Black Activists Decry Negative Reagan Media Coverage

Members of the African-American leadership network Project 21 are taking issue with remarks being made by members of the television news media who are reporting that the Reagan Administration did not help black Americans during the 1980s and that Ronald Reagan himself had a poor relationship with blacks.

For example, during the coverage of memorials for the late president, ABC News host George Stephanopoulos said Reagan “did not reach out to African-Americans.” ABC News anchor Peter Jennings, commenting on the public visitation at the Reagan Library, said, “we haven’t seen many African-American faces.”

Project 21 member Mychal Massie, who waited in line five-and-a-half hours to view Reagan’s casket in the Capitol Rotunda, said, “It is appalling that the Peter Jennings, Tom Brokaws, Dan Rathers and Sam Donaldsons of the media elite would surrender themselves to such morally opprobrious and vacuous pabulums of untruths and misrepresentations regarding the relationship that the late President Reagan shared with blacks in America. Ronald Reagan saw American as a pluralistic whole and worked to address her concerns as such. Their jaundiced rhetoric, while beneath contempt, is obviously not out of character for them.”

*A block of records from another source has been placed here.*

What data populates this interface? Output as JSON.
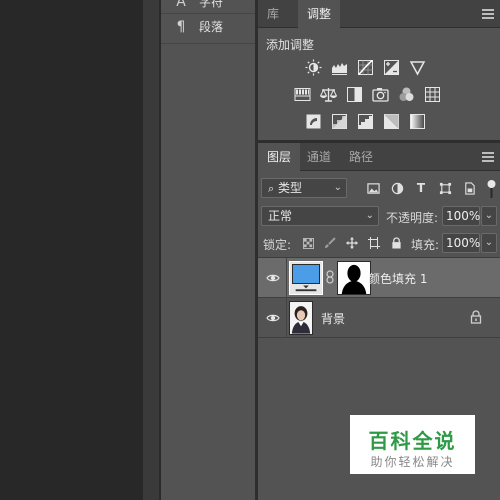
{
  "character_panel": {
    "items": [
      {
        "icon": "type-tool-icon",
        "label": "字符"
      },
      {
        "icon": "pilcrow-icon",
        "label": "段落"
      }
    ]
  },
  "top_panel": {
    "tabs": [
      {
        "label": "库",
        "active": false
      },
      {
        "label": "调整",
        "active": true
      }
    ],
    "title": "添加调整",
    "icons_row1": [
      "brightness-contrast-icon",
      "levels-icon",
      "curves-icon",
      "exposure-icon",
      "vibrance-icon"
    ],
    "icons_row2": [
      "hue-saturation-icon",
      "color-balance-icon",
      "black-white-icon",
      "photo-filter-icon",
      "channel-mixer-icon",
      "color-lookup-icon"
    ],
    "icons_row3": [
      "invert-icon",
      "posterize-icon",
      "threshold-icon",
      "selective-color-icon",
      "gradient-map-icon"
    ]
  },
  "layers_panel": {
    "tabs": [
      {
        "label": "图层",
        "active": true
      },
      {
        "label": "通道",
        "active": false
      },
      {
        "label": "路径",
        "active": false
      }
    ],
    "filter_label": "类型",
    "blend_mode": "正常",
    "opacity_label": "不透明度:",
    "opacity_value": "100%",
    "lock_label": "锁定:",
    "fill_label": "填充:",
    "fill_value": "100%",
    "layers": [
      {
        "name": "颜色填充 1",
        "selected": true,
        "thumb_color": "#4a9de6"
      },
      {
        "name": "背景",
        "selected": false,
        "locked": true
      }
    ]
  },
  "watermark": {
    "title": "百科全说",
    "subtitle": "助你轻松解决"
  },
  "colors": {
    "panel_bg": "#535353",
    "tab_bg": "#424242",
    "fill_layer": "#4a9de6",
    "watermark_green": "#2e9a46"
  }
}
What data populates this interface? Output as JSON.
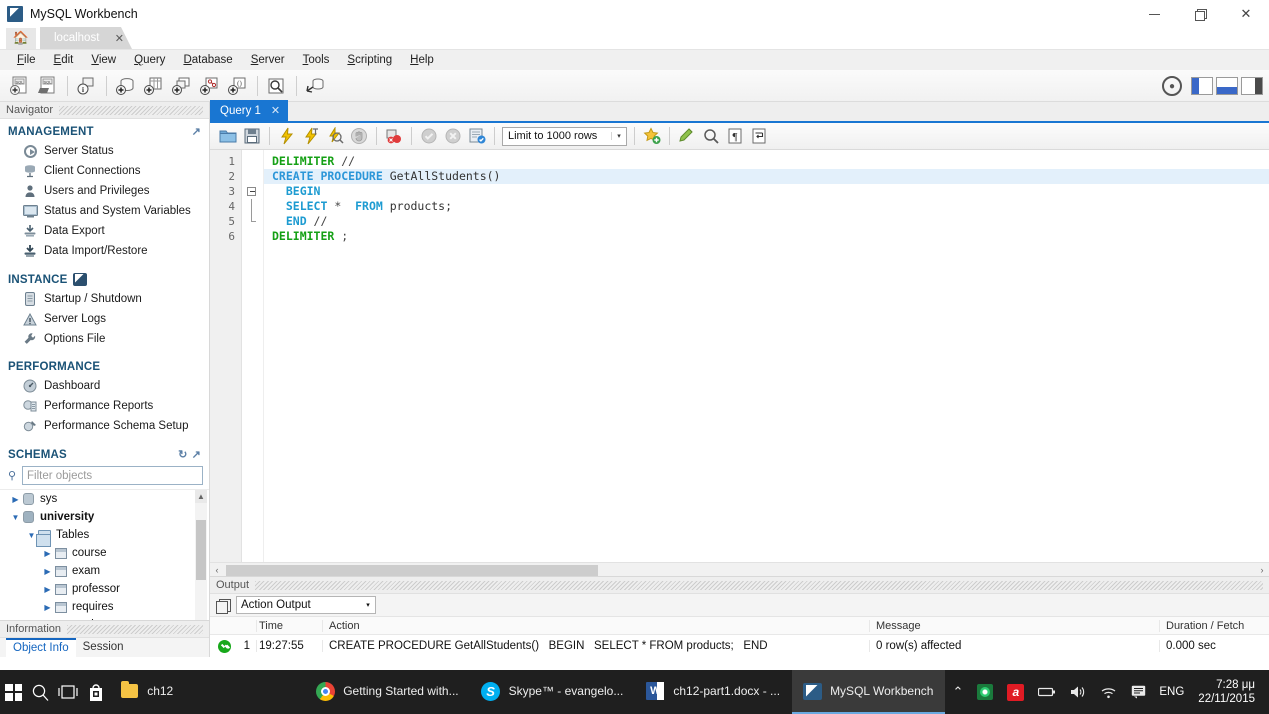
{
  "window": {
    "title": "MySQL Workbench",
    "app_icon": "mysql-workbench-icon",
    "minimize": "—",
    "maximize": "❐",
    "close": "✕"
  },
  "connection_tabs": {
    "home_icon": "home-icon",
    "tabs": [
      {
        "label": "localhost",
        "close": "✕"
      }
    ]
  },
  "menubar": {
    "items": [
      {
        "label": "File",
        "accel": "F"
      },
      {
        "label": "Edit",
        "accel": "E"
      },
      {
        "label": "View",
        "accel": "V"
      },
      {
        "label": "Query",
        "accel": "Q"
      },
      {
        "label": "Database",
        "accel": "D"
      },
      {
        "label": "Server",
        "accel": "S"
      },
      {
        "label": "Tools",
        "accel": "T"
      },
      {
        "label": "Scripting",
        "accel": "S"
      },
      {
        "label": "Help",
        "accel": "H"
      }
    ]
  },
  "main_toolbar": {
    "buttons": [
      {
        "name": "new-sql-tab-icon",
        "glyph": "SQL"
      },
      {
        "name": "open-sql-script-icon",
        "glyph": "SQL"
      },
      {
        "name": "connection-info-icon",
        "glyph": "i"
      },
      {
        "name": "create-new-schema-icon",
        "glyph": "+"
      },
      {
        "name": "create-new-table-icon",
        "glyph": "+"
      },
      {
        "name": "create-new-view-icon",
        "glyph": "+"
      },
      {
        "name": "create-new-procedure-icon",
        "glyph": "+"
      },
      {
        "name": "create-new-function-icon",
        "glyph": "+"
      },
      {
        "name": "search-data-icon",
        "glyph": "Q"
      },
      {
        "name": "reconnect-to-server-icon",
        "glyph": "R"
      }
    ],
    "right": {
      "account_icon": "account-icon",
      "panel_toggles": [
        {
          "name": "toggle-sidebar-button"
        },
        {
          "name": "toggle-output-button"
        },
        {
          "name": "toggle-secondary-sidebar-button"
        }
      ]
    }
  },
  "navigator": {
    "caption": "Navigator",
    "sections": [
      {
        "title": "MANAGEMENT",
        "expand_icon": "expand-icon",
        "items": [
          {
            "label": "Server Status",
            "icon": "server-status-icon"
          },
          {
            "label": "Client Connections",
            "icon": "client-connections-icon"
          },
          {
            "label": "Users and Privileges",
            "icon": "users-privileges-icon"
          },
          {
            "label": "Status and System Variables",
            "icon": "status-variables-icon"
          },
          {
            "label": "Data Export",
            "icon": "data-export-icon"
          },
          {
            "label": "Data Import/Restore",
            "icon": "data-import-icon"
          }
        ]
      },
      {
        "title": "INSTANCE",
        "badge_icon": "instance-badge-icon",
        "items": [
          {
            "label": "Startup / Shutdown",
            "icon": "startup-shutdown-icon"
          },
          {
            "label": "Server Logs",
            "icon": "server-logs-icon"
          },
          {
            "label": "Options File",
            "icon": "options-file-icon"
          }
        ]
      },
      {
        "title": "PERFORMANCE",
        "items": [
          {
            "label": "Dashboard",
            "icon": "dashboard-icon"
          },
          {
            "label": "Performance Reports",
            "icon": "performance-reports-icon"
          },
          {
            "label": "Performance Schema Setup",
            "icon": "performance-schema-setup-icon"
          }
        ]
      }
    ],
    "schemas": {
      "title": "SCHEMAS",
      "refresh_icon": "refresh-icon",
      "expand_icon": "expand-icon",
      "filter_placeholder": "Filter objects",
      "filter_value": "",
      "search_icon": "search-icon",
      "tree": [
        {
          "label": "sys",
          "depth": 0,
          "expanded": false,
          "icon": "schema-icon",
          "bold": false
        },
        {
          "label": "university",
          "depth": 0,
          "expanded": true,
          "icon": "schema-icon",
          "bold": true
        },
        {
          "label": "Tables",
          "depth": 1,
          "expanded": true,
          "icon": "tables-folder-icon",
          "bold": false
        },
        {
          "label": "course",
          "depth": 2,
          "expanded": false,
          "icon": "table-icon",
          "bold": false
        },
        {
          "label": "exam",
          "depth": 2,
          "expanded": false,
          "icon": "table-icon",
          "bold": false
        },
        {
          "label": "professor",
          "depth": 2,
          "expanded": false,
          "icon": "table-icon",
          "bold": false
        },
        {
          "label": "requires",
          "depth": 2,
          "expanded": false,
          "icon": "table-icon",
          "bold": false
        },
        {
          "label": "student",
          "depth": 2,
          "expanded": false,
          "icon": "table-icon",
          "bold": false
        }
      ]
    },
    "information": {
      "caption": "Information",
      "tabs": [
        {
          "label": "Object Info",
          "selected": true
        },
        {
          "label": "Session",
          "selected": false
        }
      ]
    }
  },
  "editor": {
    "tabs": [
      {
        "label": "Query 1",
        "close": "✕",
        "selected": true
      }
    ],
    "toolbar": {
      "buttons": [
        {
          "name": "open-script-icon"
        },
        {
          "name": "save-script-icon"
        },
        {
          "name": "execute-statement-icon"
        },
        {
          "name": "execute-current-statement-icon"
        },
        {
          "name": "explain-statement-icon"
        },
        {
          "name": "stop-execution-icon"
        },
        {
          "name": "toggle-stop-on-error-icon"
        },
        {
          "name": "commit-transaction-icon"
        },
        {
          "name": "rollback-transaction-icon"
        },
        {
          "name": "toggle-autocommit-icon"
        },
        {
          "name": "beautify-sql-icon"
        },
        {
          "name": "find-icon"
        },
        {
          "name": "toggle-invisible-characters-icon"
        },
        {
          "name": "toggle-word-wrap-icon"
        }
      ],
      "limit_label": "Limit to 1000 rows",
      "limit_arrow": "▾"
    },
    "code": {
      "lines": [
        {
          "n": "1",
          "breakpoint": false,
          "fold": "none",
          "tokens": [
            {
              "t": "DELIMITER",
              "c": "kw"
            },
            {
              "t": " //",
              "c": "op"
            }
          ]
        },
        {
          "n": "2",
          "breakpoint": true,
          "fold": "none",
          "highlight": true,
          "tokens": [
            {
              "t": "CREATE PROCEDURE",
              "c": "kw2"
            },
            {
              "t": " GetAllStudents()",
              "c": "idt"
            }
          ]
        },
        {
          "n": "3",
          "breakpoint": false,
          "fold": "start",
          "tokens": [
            {
              "t": "  BEGIN",
              "c": "kw3"
            }
          ]
        },
        {
          "n": "4",
          "breakpoint": false,
          "fold": "mid",
          "tokens": [
            {
              "t": "  SELECT",
              "c": "kw3"
            },
            {
              "t": " * ",
              "c": "op"
            },
            {
              "t": " FROM",
              "c": "kw3"
            },
            {
              "t": " products;",
              "c": "idt"
            }
          ]
        },
        {
          "n": "5",
          "breakpoint": false,
          "fold": "end",
          "tokens": [
            {
              "t": "  END",
              "c": "kw3"
            },
            {
              "t": " //",
              "c": "op"
            }
          ]
        },
        {
          "n": "6",
          "breakpoint": false,
          "fold": "none",
          "tokens": [
            {
              "t": "DELIMITER",
              "c": "kw"
            },
            {
              "t": " ;",
              "c": "op"
            }
          ]
        }
      ]
    },
    "hscroll": {
      "left_arrow": "‹",
      "right_arrow": "›"
    }
  },
  "output": {
    "caption": "Output",
    "stack_icon": "output-stack-icon",
    "selector_value": "Action Output",
    "selector_arrow": "▾",
    "columns": {
      "status": "",
      "num": "",
      "time": "Time",
      "action": "Action",
      "message": "Message",
      "duration": "Duration / Fetch"
    },
    "rows": [
      {
        "status": "success",
        "num": "1",
        "time": "19:27:55",
        "action": "CREATE PROCEDURE GetAllStudents()   BEGIN   SELECT * FROM products;   END",
        "message": "0 row(s) affected",
        "duration": "0.000 sec"
      }
    ]
  },
  "taskbar": {
    "start_icon": "windows-start-icon",
    "search_icon": "search-icon",
    "taskview_icon": "task-view-icon",
    "store_icon": "microsoft-store-icon",
    "apps": [
      {
        "label": "ch12",
        "icon": "folder-icon",
        "active": false
      },
      {
        "label": "Getting Started with...",
        "icon": "chrome-icon",
        "active": false
      },
      {
        "label": "Skype™ - evangelo...",
        "icon": "skype-icon",
        "active": false
      },
      {
        "label": "ch12-part1.docx - ...",
        "icon": "word-icon",
        "active": false
      },
      {
        "label": "MySQL Workbench",
        "icon": "mysql-workbench-icon",
        "active": true
      }
    ],
    "tray": {
      "chevron": "⌃",
      "icons": [
        {
          "name": "dropbox-tray-icon"
        },
        {
          "name": "avast-tray-icon",
          "glyph": "a"
        },
        {
          "name": "battery-tray-icon",
          "glyph": "▭"
        },
        {
          "name": "volume-tray-icon",
          "glyph": "◁"
        },
        {
          "name": "wifi-tray-icon",
          "glyph": "◗"
        },
        {
          "name": "action-center-icon",
          "glyph": "▤"
        }
      ],
      "language": "ENG",
      "time": "7:28 μμ",
      "date": "22/11/2015"
    }
  },
  "colors": {
    "accent_blue": "#1976d2",
    "keyword_green": "#15a015",
    "keyword_blue": "#2b96d8",
    "section_header": "#1a5276",
    "success_green": "#17a81a"
  }
}
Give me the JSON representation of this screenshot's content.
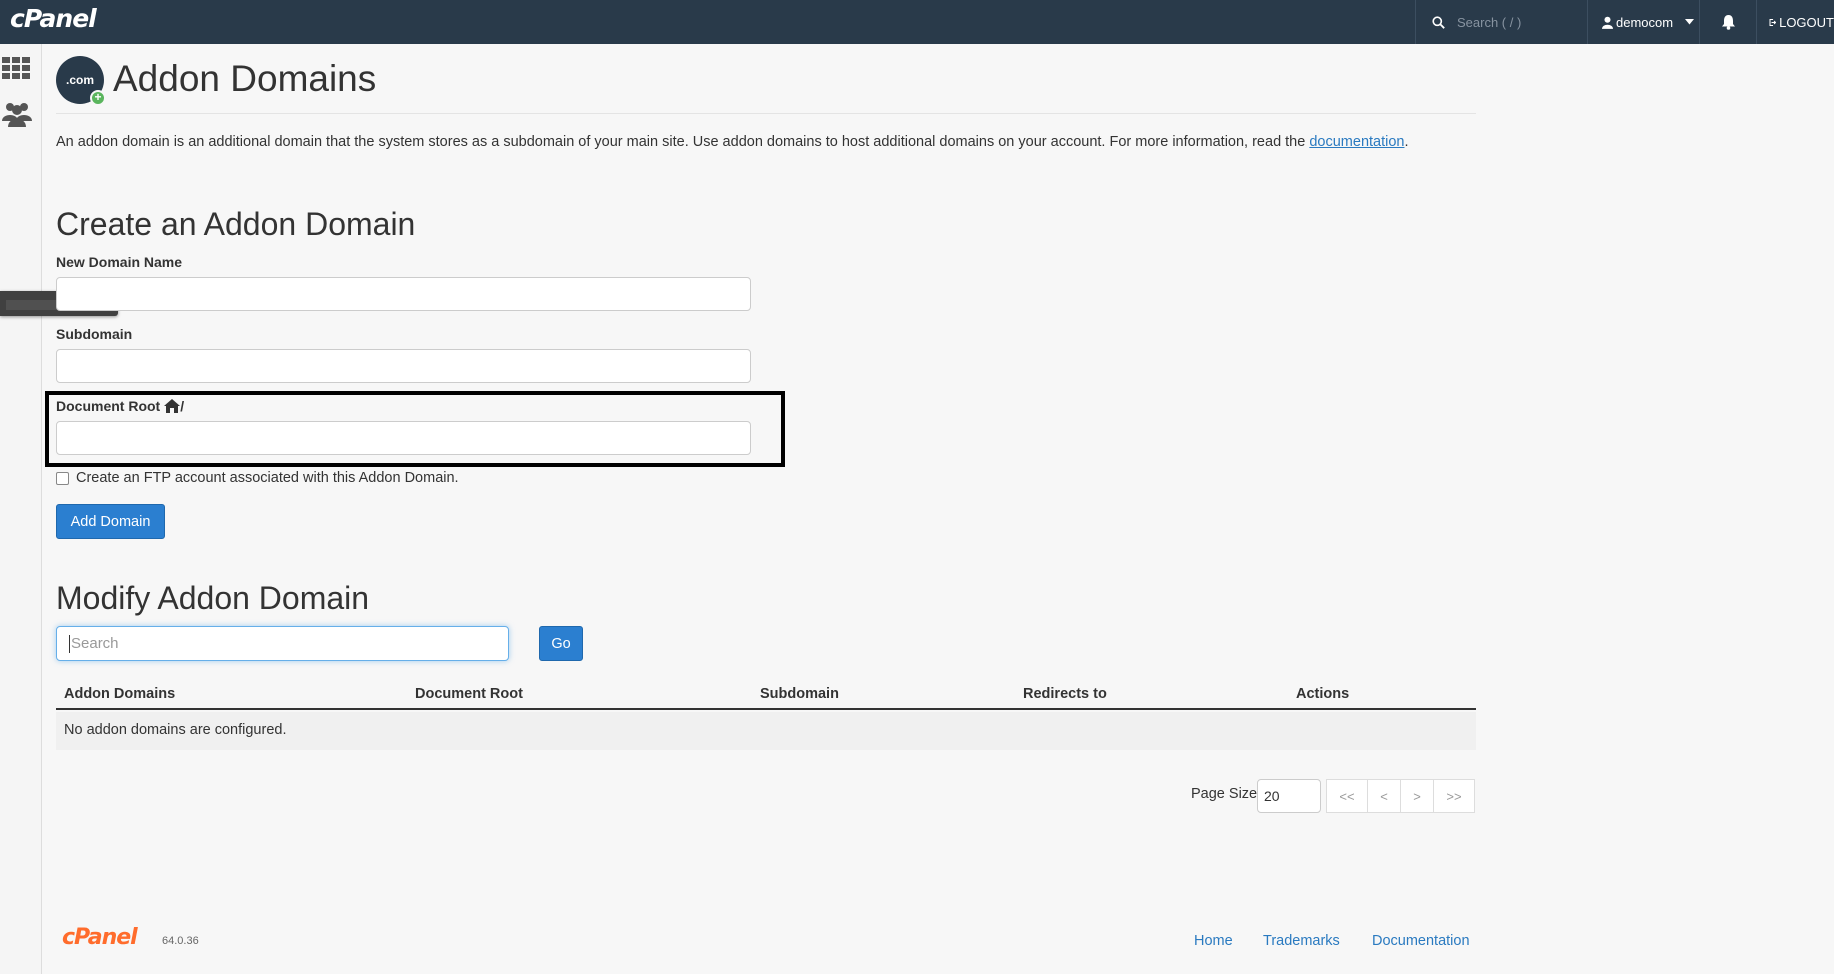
{
  "topbar": {
    "logo": "cPanel",
    "search_placeholder": "Search ( / )",
    "user": "democom",
    "logout": "LOGOUT"
  },
  "page": {
    "title": "Addon Domains",
    "icon_text": ".com",
    "intro": "An addon domain is an additional domain that the system stores as a subdomain of your main site. Use addon domains to host additional domains on your account. For more information, read the",
    "intro_link": "documentation",
    "intro_end": "."
  },
  "create": {
    "heading": "Create an Addon Domain",
    "new_domain_label": "New Domain Name",
    "new_domain_value": "",
    "subdomain_label": "Subdomain",
    "subdomain_value": "",
    "docroot_label": "Document Root",
    "docroot_suffix": "/",
    "docroot_value": "",
    "ftp_checkbox_label": "Create an FTP account associated with this Addon Domain.",
    "ftp_checked": false,
    "add_button": "Add Domain"
  },
  "modify": {
    "heading": "Modify Addon Domain",
    "search_placeholder": "Search",
    "go_button": "Go",
    "columns": [
      "Addon Domains",
      "Document Root",
      "Subdomain",
      "Redirects to",
      "Actions"
    ],
    "empty_message": "No addon domains are configured.",
    "page_size_label": "Page Size",
    "page_size_value": "20",
    "pager": [
      "<<",
      "<",
      ">",
      ">>"
    ]
  },
  "footer": {
    "logo": "cPanel",
    "version": "64.0.36",
    "links": [
      "Home",
      "Trademarks",
      "Documentation"
    ]
  },
  "colors": {
    "topbar": "#293a4a",
    "primary_button": "#2b7fd0",
    "link": "#2a7ac0",
    "footer_logo": "#ff6c2c"
  }
}
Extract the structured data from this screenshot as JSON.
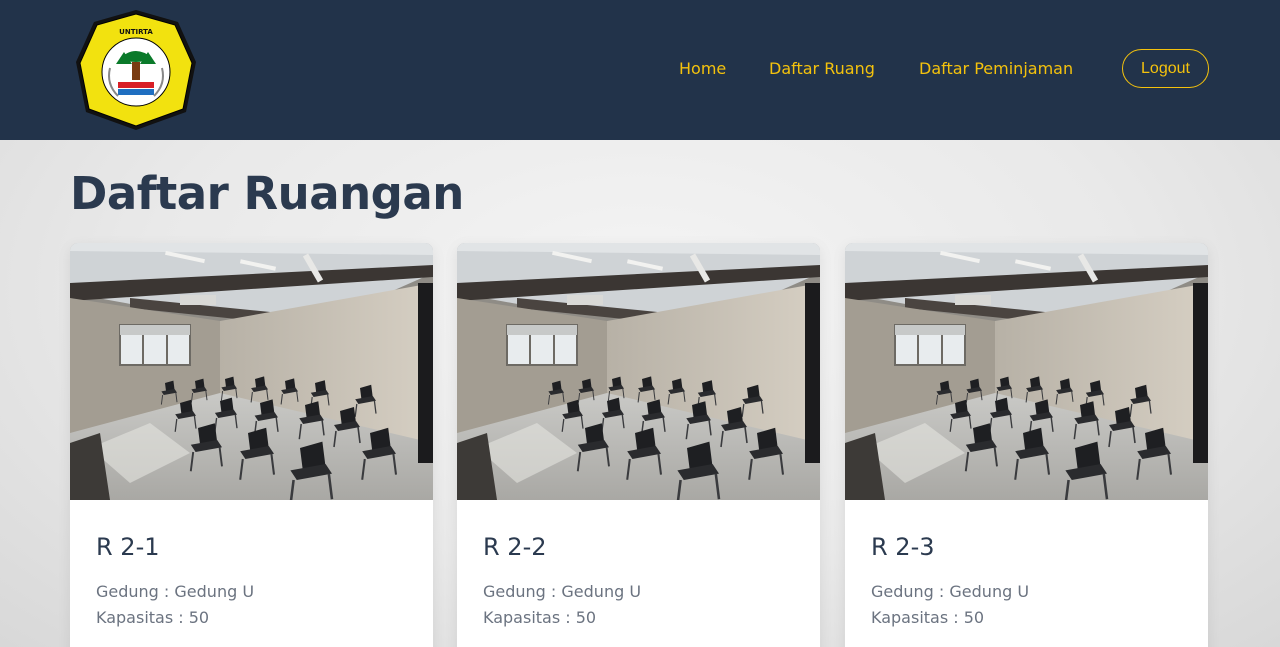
{
  "header": {
    "logo_text": "UNIVERSITAS SULTAN AGENG TIRTAYASA",
    "nav": [
      {
        "label": "Home"
      },
      {
        "label": "Daftar Ruang"
      },
      {
        "label": "Daftar Peminjaman"
      }
    ],
    "logout_label": "Logout"
  },
  "page": {
    "title": "Daftar Ruangan"
  },
  "rooms": [
    {
      "name": "R 2-1",
      "gedung": "Gedung : Gedung U",
      "kapasitas": "Kapasitas : 50"
    },
    {
      "name": "R 2-2",
      "gedung": "Gedung : Gedung U",
      "kapasitas": "Kapasitas : 50"
    },
    {
      "name": "R 2-3",
      "gedung": "Gedung : Gedung U",
      "kapasitas": "Kapasitas : 50"
    }
  ],
  "colors": {
    "navbar": "#22334a",
    "accent": "#f4c20d",
    "title": "#2b3a4f",
    "muted_text": "#6b7380"
  }
}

Project 21 member Gregory Parker adds: “Those who say such things are not looking around hard enough. I grew up with him as president, and he was the reason I became a conservative.”

Regarding allegations that Reagan’s policies did not help blacks, Project 21 member Deroy Murdock notes, “Rising employment and opportunities for entrepreneurship helped grow the black middle class during the Reagan years.” Project 21 member James Coleman adds, “Black businesses and businesses owned by women prospered greatly in the 80s.” As an example of Reagan’s connection to black America, President Reagan corresponded with Ruddy Hines, a black elementary school student in Washington, D.C., throughout his presidency.

“Ronald Reagan always highlighted the best of America and its people regardless of skin color,” said Project 21 member Jerry Brooks. “He spoke of hope and opportunity for all Americans.”

Project 21 has been a leading voice of the African-American community since 1992. For more information, contact David Almasi at (202) 507-6398 x106 or [email protected], or visit Project 21’s website at

Project 21, a leading voice of black conservatives for over 25 years, is sponsored by the National Center for Public Policy Research. Its members have been quoted, interviewed or published over 40,000 times since the program was created in 1992. Contributions to the National Center are tax-deductible and greatly appreciated, and may be earmarked exclusively for the use of Project 21.